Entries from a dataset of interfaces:
......
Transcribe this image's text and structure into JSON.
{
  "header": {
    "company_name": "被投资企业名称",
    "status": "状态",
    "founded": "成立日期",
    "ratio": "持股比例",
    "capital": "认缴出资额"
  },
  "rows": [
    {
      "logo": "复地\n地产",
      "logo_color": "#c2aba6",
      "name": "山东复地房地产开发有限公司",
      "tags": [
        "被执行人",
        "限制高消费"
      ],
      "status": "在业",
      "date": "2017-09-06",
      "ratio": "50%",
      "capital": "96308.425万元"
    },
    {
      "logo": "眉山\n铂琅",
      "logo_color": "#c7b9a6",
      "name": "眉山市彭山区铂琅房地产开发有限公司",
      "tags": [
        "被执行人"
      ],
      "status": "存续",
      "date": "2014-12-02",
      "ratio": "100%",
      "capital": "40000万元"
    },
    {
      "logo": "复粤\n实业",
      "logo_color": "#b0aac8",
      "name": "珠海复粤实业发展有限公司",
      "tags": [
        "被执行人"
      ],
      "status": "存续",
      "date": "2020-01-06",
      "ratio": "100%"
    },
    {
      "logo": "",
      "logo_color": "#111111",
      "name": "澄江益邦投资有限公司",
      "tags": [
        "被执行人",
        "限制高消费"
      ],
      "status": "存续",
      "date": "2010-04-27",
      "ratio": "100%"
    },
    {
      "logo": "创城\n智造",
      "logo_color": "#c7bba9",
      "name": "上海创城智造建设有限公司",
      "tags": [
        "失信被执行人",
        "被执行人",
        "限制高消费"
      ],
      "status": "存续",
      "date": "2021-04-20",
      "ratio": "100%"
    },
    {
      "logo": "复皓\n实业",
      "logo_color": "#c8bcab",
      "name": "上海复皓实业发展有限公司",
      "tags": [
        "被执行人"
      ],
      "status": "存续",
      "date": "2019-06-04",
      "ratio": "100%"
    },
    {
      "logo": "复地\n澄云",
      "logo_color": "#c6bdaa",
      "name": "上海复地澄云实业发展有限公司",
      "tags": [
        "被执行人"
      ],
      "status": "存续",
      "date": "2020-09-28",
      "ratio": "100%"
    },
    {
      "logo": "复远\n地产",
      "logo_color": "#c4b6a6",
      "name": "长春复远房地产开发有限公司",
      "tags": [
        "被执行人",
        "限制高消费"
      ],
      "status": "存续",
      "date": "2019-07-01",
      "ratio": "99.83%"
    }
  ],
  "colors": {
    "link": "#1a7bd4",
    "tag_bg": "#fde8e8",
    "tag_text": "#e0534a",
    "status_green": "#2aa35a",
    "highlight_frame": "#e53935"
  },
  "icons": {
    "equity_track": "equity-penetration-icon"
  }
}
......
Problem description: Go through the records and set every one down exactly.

Worked solution:
Transcribe this image's text and structure into JSON.
{
  "header": {
    "company_name": "被投资企业名称",
    "status": "状态",
    "founded": "成立日期",
    "ratio": "持股比例",
    "capital": "认缴出资额"
  },
  "rows": [
    {
      "logo": "复地\n地产",
      "logo_color": "#c2aba6",
      "name": "山东复地房地产开发有限公司",
      "tags": [
        "被执行人",
        "限制高消费"
      ],
      "status": "在业",
      "date": "2017-09-06",
      "ratio": "50%",
      "capital": "96308.425万元"
    },
    {
      "logo": "眉山\n铂琅",
      "logo_color": "#c7b9a6",
      "name": "眉山市彭山区铂琅房地产开发有限公司",
      "tags": [
        "被执行人"
      ],
      "status": "存续",
      "date": "2014-12-02",
      "ratio": "100%",
      "capital": "40000万元"
    },
    {
      "logo": "复粤\n实业",
      "logo_color": "#b0aac8",
      "name": "珠海复粤实业发展有限公司",
      "tags": [
        "被执行人"
      ],
      "status": "存续",
      "date": "2020-01-06",
      "ratio": "100%"
    },
    {
      "logo": "",
      "logo_color": "#111111",
      "name": "澄江益邦投资有限公司",
      "tags": [
        "被执行人",
        "限制高消费"
      ],
      "status": "存续",
      "date": "2010-04-27",
      "ratio": "100%"
    },
    {
      "logo": "创城\n智造",
      "logo_color": "#c7bba9",
      "name": "上海创城智造建设有限公司",
      "tags": [
        "失信被执行人",
        "被执行人",
        "限制高消费"
      ],
      "status": "存续",
      "date": "2021-04-20",
      "ratio": "100%"
    },
    {
      "logo": "复皓\n实业",
      "logo_color": "#c8bcab",
      "name": "上海复皓实业发展有限公司",
      "tags": [
        "被执行人"
      ],
      "status": "存续",
      "date": "2019-06-04",
      "ratio": "100%"
    },
    {
      "logo": "复地\n澄云",
      "logo_color": "#c6bdaa",
      "name": "上海复地澄云实业发展有限公司",
      "tags": [
        "被执行人"
      ],
      "status": "存续",
      "date": "2020-09-28",
      "ratio": "100%"
    },
    {
      "logo": "复远\n地产",
      "logo_color": "#c4b6a6",
      "name": "长春复远房地产开发有限公司",
      "tags": [
        "被执行人",
        "限制高消费"
      ],
      "status": "存续",
      "date": "2019-07-01",
      "ratio": "99.83%"
    }
  ],
  "colors": {
    "link": "#1a7bd4",
    "tag_bg": "#fde8e8",
    "tag_text": "#e0534a",
    "status_green": "#2aa35a",
    "highlight_frame": "#e53935"
  },
  "icons": {
    "equity_track": "equity-penetration-icon"
  }
}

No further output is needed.